The Benjamin: A Reliable, Comfortable, And Convenient New York City Hotel

The Benjamin is located on a stretch of Lexington Avenue just north of Grand Central Terminal that saw a boom in hotel construction in the 1920s and 30s (The New York Times even dubbed it "Hotel Alley"), and many of those hotels are still in operation, albeit with new names and thorough modernizations. Opened in 1927 as the Beverly, the Benjamin still has those "old bones" and a stately, Neo-Romanesque façade designed by Emery Roth, the era's preeminent hotel and apartment house architect, and during a recent stay at the invitation of the hotel, it proved to be a comfortable, accommodating hotel with a few pleasant surprises, an incredibly convenient location, and a charming restaurant from chef Geoffrey Zakarian.

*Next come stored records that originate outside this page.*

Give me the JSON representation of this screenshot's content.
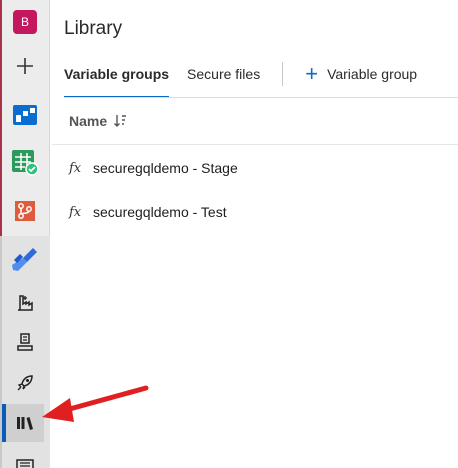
{
  "sidebar": {
    "org_initial": "B",
    "items": [
      {
        "name": "new-project",
        "icon": "plus-icon"
      },
      {
        "name": "boards",
        "icon": "boards-icon",
        "color": "#0078d4"
      },
      {
        "name": "test-plans",
        "icon": "test-plans-icon",
        "color": "#2b9a5c"
      },
      {
        "name": "repos",
        "icon": "repos-icon",
        "color": "#e05b3b"
      },
      {
        "name": "pipelines",
        "icon": "pipelines-icon",
        "color": "#2f6bd8"
      },
      {
        "name": "environments",
        "icon": "environments-icon"
      },
      {
        "name": "releases",
        "icon": "releases-icon"
      },
      {
        "name": "deployments",
        "icon": "rocket-icon"
      },
      {
        "name": "library",
        "icon": "library-icon",
        "selected": true
      },
      {
        "name": "task-groups",
        "icon": "task-groups-icon"
      }
    ]
  },
  "page": {
    "title": "Library"
  },
  "tabs": [
    {
      "label": "Variable groups",
      "active": true
    },
    {
      "label": "Secure files",
      "active": false
    }
  ],
  "add_button": {
    "label": "Variable group"
  },
  "table": {
    "column": "Name",
    "rows": [
      {
        "icon_text": "fx",
        "name": "securegqldemo - Stage"
      },
      {
        "icon_text": "fx",
        "name": "securegqldemo - Test"
      }
    ]
  },
  "colors": {
    "accent": "#0b6acb",
    "annotation_arrow": "#e02020",
    "org_badge": "#c3185d"
  }
}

Located at the corner of Lexington Avenue and 50th Street, the Benjamin is perhaps best recognized by its dramatic series of setbacks, which allow for lots of lovely balconies, as well as the octagonal tower at its peak. The ground floor is mostly taken over by its restaurant, The National, and its lobby is on the 50th Street side. The lobby is small but comfortable, with ample plush chairs and couches and a high ceiling, and the check-in process was a breeze.

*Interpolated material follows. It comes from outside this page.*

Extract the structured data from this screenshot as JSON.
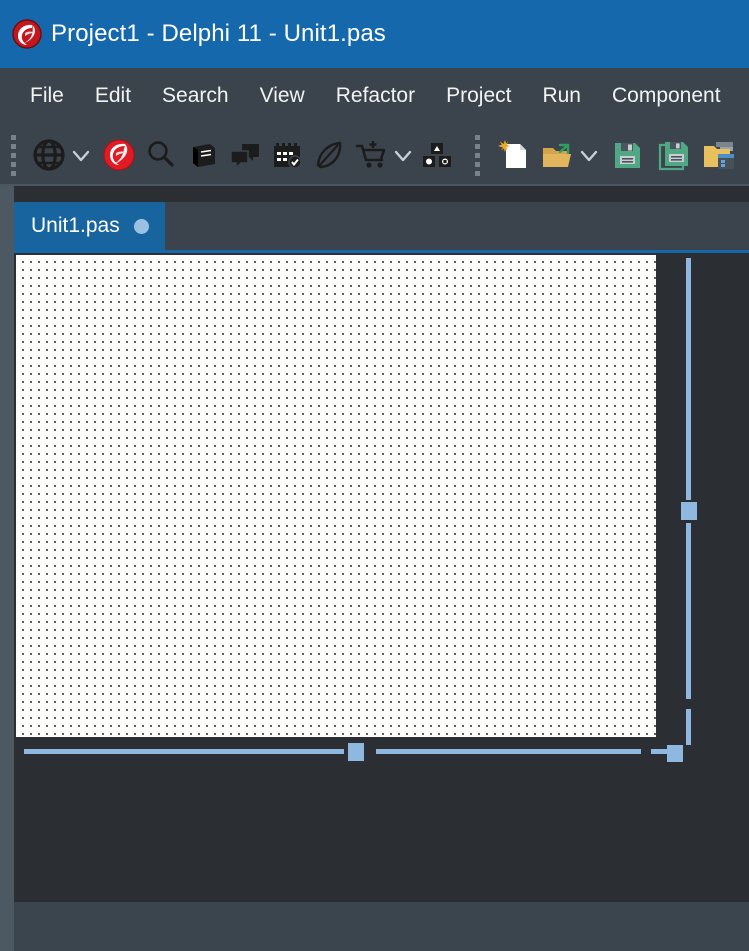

We stayed in a one-bedroom suite, which clocked in at about 500 square feet and was modern and comfortable. The separate living room had a comfortable seating area, a large TV with drawers beneath, and a work desk with multiple outlets, but the real surprise was a full kitchenette, complete with a full-size refrigerator, a sink, a microwave, marble countertops, ample snacks and beverages for sale, and plenty of cupboards stocked with tableware.

In the bedroom, the bed was very comfortable, curtains did a great job of blocking out the sun (if not the noise from construction on the street below, but that's New York), the bathroom had plenty of marble, and the closet was big enough to walk into. The suite was certainly plenty roomy enough for a couple, and could easily hold a family thanks to the living room's pull-out couch and ample storage. Many companies also rent suites here for employees visiting New York on long-term business, as the kitchenettes are very desirable, and rooms here are very reasonably priced; in fact, the hotel was originally designed to be residential-style, so this approach makes sense.

We had dinner at the hotel's restaurant, The National, which as mentioned is run by Geoffrey Zakarian. (He is also responsible for the hotel's in-room dining menu.) The restaurant is charming and comfortable, with slightly rustic décor and plenty of light woods, sort of French café meets country farmhouse. It's open for breakfast, lunch, and dinner, and it's a popular spot for a sun-filled breakfast or brunch. Executive chef Rezart Gorencavic's dinner menu tilts towards Mediterranean/New American, with something on the menu for everyone, from cheese and charcuterie to Spanish octopus a la plancha, house-made pasta, grilled branzino, pan-fried pork schnitzel, and two burgers (one beef, one lamb). Our dinner there, however, had its highs and lows.

We started with Ugly Sliders, pared-down versions of the menu's signature Ugly Burger, topped with pickled jalapeños, special sauce, house-made pickles, and bibb lettuce; these were perfectly cooked, juicy and flavorful, and bode well for the full-size version.

Our other appetizer, stone-ground polenta with fromage blanc, caramelized shallots, and bacon, was incredibly soupy and rendered very greasy by the liberal topping of fried shallots and not-very-crispy bacon.

Cast iron chicken with mashed potatoes and kale was delicious and hearty, with an incredibly rich and flavorful jus.

The sirloin in the steak frites was also perfectly cooked to medium and the fries were crisp, but the steak was doused in an overseasoned maître d' butter that made the whole dish too salty. Overall, we enjoyed our meal, and it's a beautiful restaurant with a crowd-pleasing, accessible menu, well-made cocktails, and professional service, but it certainly wasn't flawless.

The Benjamin is a very nice hotel, with a super-convenient location, a high quality of service and professionalism in its staff, a beautiful lobby, comfortable rooms, spacious suites with welcome kitchenettes, reasonable prices, and a lovely restaurant. We'd certainly recommend it.

The hotel stay and meal that were the subjects of this review were provided at no cost to the writer.